What’s being billed as the only math museum in North America is set for its public opening tomorrow in Manhattan. The Museum of Mathematics is not intended to provide a history lesson with artifacts on display from Newton, Galileo, and Euclid, but instead to bring math to life for young people, inspiring exploration and discovery. In fact, the primary target audience is children in grades 4-8, said MoMath founder and executive director Glen Whitney.
“We have in mind somebody in 4th through 8th grade, who is maybe starting to pick up that it’s not cool to like math,” Whitney, a former hedge-fund quantitative analyst, told me. “But we want to keep that [early] spark alive.”
That said, he fully expects the MoMath exhibits, which bring a decidedly hands-on approach, will appeal to “everybody from kindergartners to graduate students in mathematics.”
Although the museum, dubbed MoMath (a play on the Museum of Modern Art acronym, MoMA) is only making its public opening now, it already has a reach beyond its doors with a traveling exhibit called Math Midway, first introduced in 2009. Whitney said that over time, the museum expects to promote strong outreach with teachers, students, and schools, including summer math camps, after-school programs, and even a virtual museum that teachers can visit. But he cautioned that all of this will take time, and money.
“We’ve been focusing on the physical museum, because it’s important to have a grounding and a place where we’re seeing firsthand how people interact with these different experiences,” he said. “We’re trying to get as many teachers and schools as possible to know about what we’re doing and who we are. We have hundreds of bookings for school groups already.”
MoMath has a “strong relationship” with the National Council of Teachers of Mathematics, Whitney said, and will bring a version of its Math Midway exhibit to display at NCTM’s annual convention in Denver in April.
On its website, the museum describes its intention this way: “Mathematics illuminates the patterns and structures all around us. Our dynamic exhibits and programs will stimulate inquiry, spark curiosity, and reveal the wonders of mathematics.”
I first blogged about the math museum last year, after Google announced a $2 million gift to support it.
MoMath features more than 30 exhibits, all created exclusively for the museum. Here’s a sampling, from MoMath press materials:
- Mathenaeum: Visitors enter a seven-side, columned, geometric sculpture studio and use one of the stations to transform basic shapes into original designs.
- Feedback Fractals: Get behind, and in front of, a camera to use feedback and other effects to create unique and ever-changing fractals. (A fractal is a type of geometric pattern.)
- Tracks of Galileo: Learn what it takes to build the fastest downhill track, and try different curves to see how they affect the speed.
- Human Tree: Strike a pose and see your body replicated as the trunk, branches, and sub-branches of a tree. Move around and watch as the tree morphs.
- Shape Ranger: Select some shapes, place them on a table, and try to pack them together into the smallest area possible.
In addition to getting young people excited about math, Whitney said the museum also aims to help visitors understand that mathematics is not a fixed set of knowledge.

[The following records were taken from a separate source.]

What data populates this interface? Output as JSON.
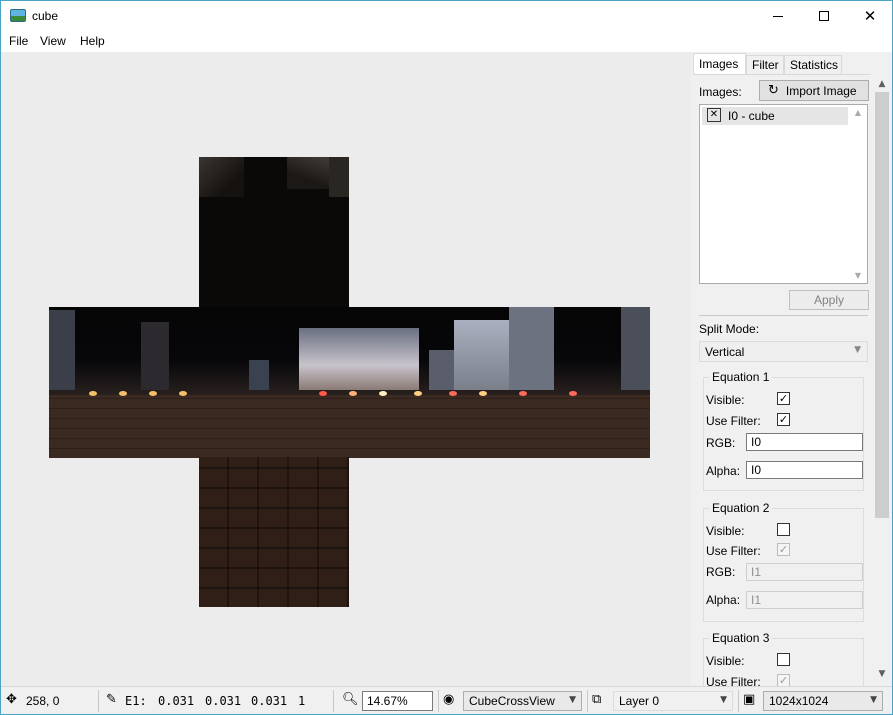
{
  "window": {
    "title": "cube"
  },
  "menu": [
    "File",
    "View",
    "Help"
  ],
  "panel": {
    "tabs": [
      "Images",
      "Filter",
      "Statistics"
    ],
    "images_label": "Images:",
    "import_button": "Import Image",
    "image_list": [
      {
        "close": "✕",
        "name": "I0 - cube"
      }
    ],
    "apply_button": "Apply",
    "split_mode_label": "Split Mode:",
    "split_mode_value": "Vertical",
    "equations": [
      {
        "title": "Equation 1",
        "visible_label": "Visible:",
        "visible": "✓",
        "use_filter_label": "Use Filter:",
        "use_filter": "✓",
        "rgb_label": "RGB:",
        "rgb": "I0",
        "alpha_label": "Alpha:",
        "alpha": "I0"
      },
      {
        "title": "Equation 2",
        "visible_label": "Visible:",
        "visible": "",
        "use_filter_label": "Use Filter:",
        "use_filter": "✓",
        "rgb_label": "RGB:",
        "rgb": "I1",
        "alpha_label": "Alpha:",
        "alpha": "I1"
      },
      {
        "title": "Equation 3",
        "visible_label": "Visible:",
        "visible": "",
        "use_filter_label": "Use Filter:",
        "use_filter": "✓"
      }
    ]
  },
  "status": {
    "cursor_pos": "258, 0",
    "pixel_label": "E1:",
    "pixel_r": "0.031",
    "pixel_g": "0.031",
    "pixel_b": "0.031",
    "pixel_a": "1",
    "zoom": "14.67%",
    "view_mode": "CubeCrossView",
    "layer": "Layer 0",
    "resolution": "1024x1024"
  },
  "colors": {
    "accent_border": "#4aa3c8",
    "canvas_bg": "#ececec",
    "panel_bg": "#f0f0f0"
  }
}
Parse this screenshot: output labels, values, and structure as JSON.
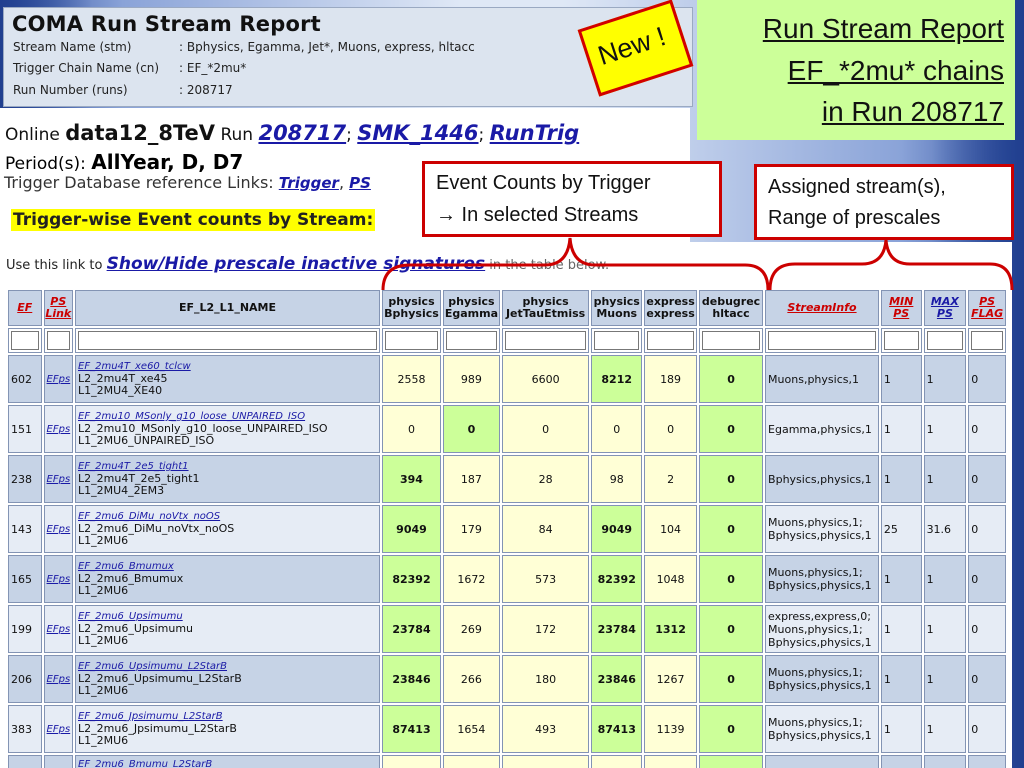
{
  "report": {
    "title": "COMA Run Stream Report",
    "meta": [
      {
        "key": "Stream Name (stm)",
        "value": ": Bphysics, Egamma, Jet*, Muons, express, hltacc"
      },
      {
        "key": "Trigger Chain Name (cn)",
        "value": ": EF_*2mu*"
      },
      {
        "key": "Run Number (runs)",
        "value": ": 208717"
      }
    ]
  },
  "online": {
    "prefix": "Online",
    "project": "data12_8TeV",
    "run_label": "Run",
    "run": "208717",
    "smk": "SMK_1446",
    "runtrig": "RunTrig",
    "periods_label": "Period(s):",
    "periods": "AllYear, D, D7",
    "refs_label": "Trigger Database reference Links:",
    "ref1": "Trigger",
    "ref2": "PS"
  },
  "section_title": "Trigger-wise Event counts by Stream:",
  "link_line": {
    "pre": "Use this link to",
    "link": "Show/Hide prescale inactive signatures",
    "post": "in the table below."
  },
  "new_badge": "New !",
  "slide_title": [
    "Run Stream Report",
    "EF_*2mu* chains",
    "in Run 208717"
  ],
  "callout_counts": [
    "Event Counts by Trigger",
    "→  In selected Streams"
  ],
  "callout_streams": [
    "Assigned stream(s),",
    "Range of prescales"
  ],
  "colors": {
    "accent_red": "#cc0000",
    "green_cell": "#ccff99",
    "yellow_cell": "#ffffd6",
    "header_blue": "#c6d3e6"
  },
  "table": {
    "headers": {
      "ef": "EF",
      "pslink": [
        "PS",
        "Link"
      ],
      "name": "EF_L2_L1_NAME",
      "bphys": [
        "physics",
        "Bphysics"
      ],
      "egamma": [
        "physics",
        "Egamma"
      ],
      "jet": [
        "physics",
        "JetTauEtmiss"
      ],
      "muons": [
        "physics",
        "Muons"
      ],
      "express": [
        "express",
        "express"
      ],
      "hltacc": [
        "debugrec",
        "hltacc"
      ],
      "streaminfo": "StreamInfo",
      "minps": [
        "MIN",
        "PS"
      ],
      "maxps": [
        "MAX",
        "PS"
      ],
      "psflag": [
        "PS",
        "FLAG"
      ]
    },
    "rows": [
      {
        "id": "602",
        "ps": "EFps",
        "ef": "EF_2mu4T_xe60_tclcw",
        "l2": "L2_2mu4T_xe45",
        "l1": "L1_2MU4_XE40",
        "bphys": "2558",
        "egamma": "989",
        "jet": "6600",
        "muons": "8212",
        "express": "189",
        "hltacc": "0",
        "si": [
          "Muons,physics,1"
        ],
        "min": "1",
        "max": "1",
        "flag": "0",
        "green": [
          "muons"
        ]
      },
      {
        "id": "151",
        "ps": "EFps",
        "ef": "EF_2mu10_MSonly_g10_loose_UNPAIRED_ISO",
        "l2": "L2_2mu10_MSonly_g10_loose_UNPAIRED_ISO",
        "l1": "L1_2MU6_UNPAIRED_ISO",
        "bphys": "0",
        "egamma": "0",
        "jet": "0",
        "muons": "0",
        "express": "0",
        "hltacc": "0",
        "si": [
          "Egamma,physics,1"
        ],
        "min": "1",
        "max": "1",
        "flag": "0",
        "green": [
          "egamma"
        ]
      },
      {
        "id": "238",
        "ps": "EFps",
        "ef": "EF_2mu4T_2e5_tight1",
        "l2": "L2_2mu4T_2e5_tight1",
        "l1": "L1_2MU4_2EM3",
        "bphys": "394",
        "egamma": "187",
        "jet": "28",
        "muons": "98",
        "express": "2",
        "hltacc": "0",
        "si": [
          "Bphysics,physics,1"
        ],
        "min": "1",
        "max": "1",
        "flag": "0",
        "green": [
          "bphys"
        ]
      },
      {
        "id": "143",
        "ps": "EFps",
        "ef": "EF_2mu6_DiMu_noVtx_noOS",
        "l2": "L2_2mu6_DiMu_noVtx_noOS",
        "l1": "L1_2MU6",
        "bphys": "9049",
        "egamma": "179",
        "jet": "84",
        "muons": "9049",
        "express": "104",
        "hltacc": "0",
        "si": [
          "Muons,physics,1;",
          "Bphysics,physics,1"
        ],
        "min": "25",
        "max": "31.6",
        "flag": "0",
        "green": [
          "bphys",
          "muons"
        ]
      },
      {
        "id": "165",
        "ps": "EFps",
        "ef": "EF_2mu6_Bmumux",
        "l2": "L2_2mu6_Bmumux",
        "l1": "L1_2MU6",
        "bphys": "82392",
        "egamma": "1672",
        "jet": "573",
        "muons": "82392",
        "express": "1048",
        "hltacc": "0",
        "si": [
          "Muons,physics,1;",
          "Bphysics,physics,1"
        ],
        "min": "1",
        "max": "1",
        "flag": "0",
        "green": [
          "bphys",
          "muons"
        ]
      },
      {
        "id": "199",
        "ps": "EFps",
        "ef": "EF_2mu6_Upsimumu",
        "l2": "L2_2mu6_Upsimumu",
        "l1": "L1_2MU6",
        "bphys": "23784",
        "egamma": "269",
        "jet": "172",
        "muons": "23784",
        "express": "1312",
        "hltacc": "0",
        "si": [
          "express,express,0;",
          "Muons,physics,1;",
          "Bphysics,physics,1"
        ],
        "min": "1",
        "max": "1",
        "flag": "0",
        "green": [
          "bphys",
          "muons",
          "express"
        ]
      },
      {
        "id": "206",
        "ps": "EFps",
        "ef": "EF_2mu6_Upsimumu_L2StarB",
        "l2": "L2_2mu6_Upsimumu_L2StarB",
        "l1": "L1_2MU6",
        "bphys": "23846",
        "egamma": "266",
        "jet": "180",
        "muons": "23846",
        "express": "1267",
        "hltacc": "0",
        "si": [
          "Muons,physics,1;",
          "Bphysics,physics,1"
        ],
        "min": "1",
        "max": "1",
        "flag": "0",
        "green": [
          "bphys",
          "muons"
        ]
      },
      {
        "id": "383",
        "ps": "EFps",
        "ef": "EF_2mu6_Jpsimumu_L2StarB",
        "l2": "L2_2mu6_Jpsimumu_L2StarB",
        "l1": "L1_2MU6",
        "bphys": "87413",
        "egamma": "1654",
        "jet": "493",
        "muons": "87413",
        "express": "1139",
        "hltacc": "0",
        "si": [
          "Muons,physics,1;",
          "Bphysics,physics,1"
        ],
        "min": "1",
        "max": "1",
        "flag": "0",
        "green": [
          "bphys",
          "muons"
        ]
      },
      {
        "id": "",
        "ps": "",
        "ef": "EF_2mu6_Bmumu_L2StarB",
        "l2": "",
        "l1": "",
        "bphys": "",
        "egamma": "",
        "jet": "",
        "muons": "",
        "express": "",
        "hltacc": "",
        "si": [],
        "min": "",
        "max": "",
        "flag": "",
        "green": []
      }
    ]
  }
}
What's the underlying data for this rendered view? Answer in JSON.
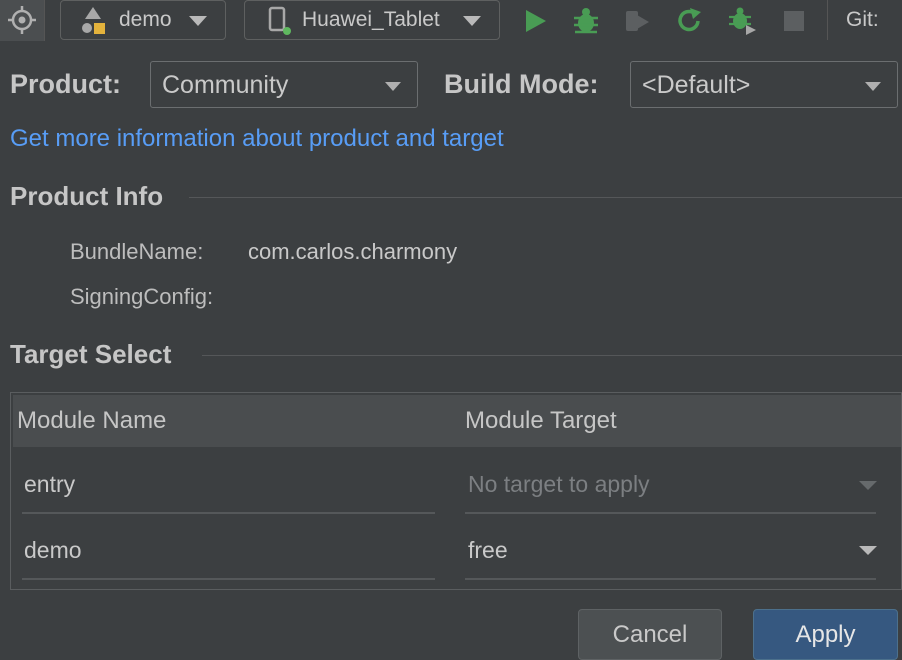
{
  "toolbar": {
    "module_selector": "demo",
    "device_selector": "Huawei_Tablet",
    "git_label": "Git:",
    "colors": {
      "run": "#499c54",
      "accent": "#499c54"
    }
  },
  "product": {
    "label": "Product:",
    "value": "Community"
  },
  "build_mode": {
    "label": "Build Mode:",
    "value": "<Default>"
  },
  "info_link": "Get more information about product and target",
  "product_info": {
    "heading": "Product Info",
    "bundle_name_label": "BundleName:",
    "bundle_name_value": "com.carlos.charmony",
    "signing_config_label": "SigningConfig:",
    "signing_config_value": ""
  },
  "target_select": {
    "heading": "Target Select",
    "columns": [
      "Module Name",
      "Module Target"
    ],
    "rows": [
      {
        "module": "entry",
        "target": "No target to apply",
        "disabled": true
      },
      {
        "module": "demo",
        "target": "free",
        "disabled": false
      }
    ]
  },
  "buttons": {
    "cancel": "Cancel",
    "apply": "Apply"
  }
}
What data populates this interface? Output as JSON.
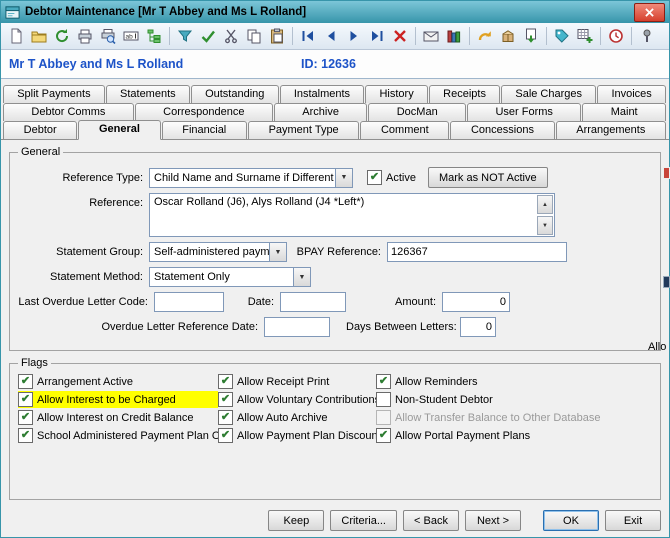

“One of the things we want to convey is that math is constantly evolving, and new things are being discovered all the time,” he said.
I asked Whitney if museum organizers have paid much attention to the new Common Core State Standards, adopted in math by all but five states.
“Obviously, we’re aware of the common core,” he said, “and interested in what it has to say. We’re obviously particularly excited and supportive” of the common core’s Standards for Mathematical Practice.
“We’re trying to make a visit to the museum as authentic an opportunity as possible to experience real math practice,” he said. “It’s about creativity, exploration, and discovery.”
(The eight math practices in the common core include making sense of problems, constructing viable arguments and critiquing the reasoning of others, modeling with mathematics, and using appropriate strategically.)
Although the math museum may be unique to North America, it’s not the only such museum around the globe. Germany has four such museums, Whitney told me, while Seoul, South Korea, is home to one, as are Barcelona, Spain, and Florence, Italy.
The entrance fee for MoMath is $15 for adults and $9 for children if purchased online in advance. At the door, the ticket price goes up $1.
A version of this news article first appeared in the Curriculum Matters blog.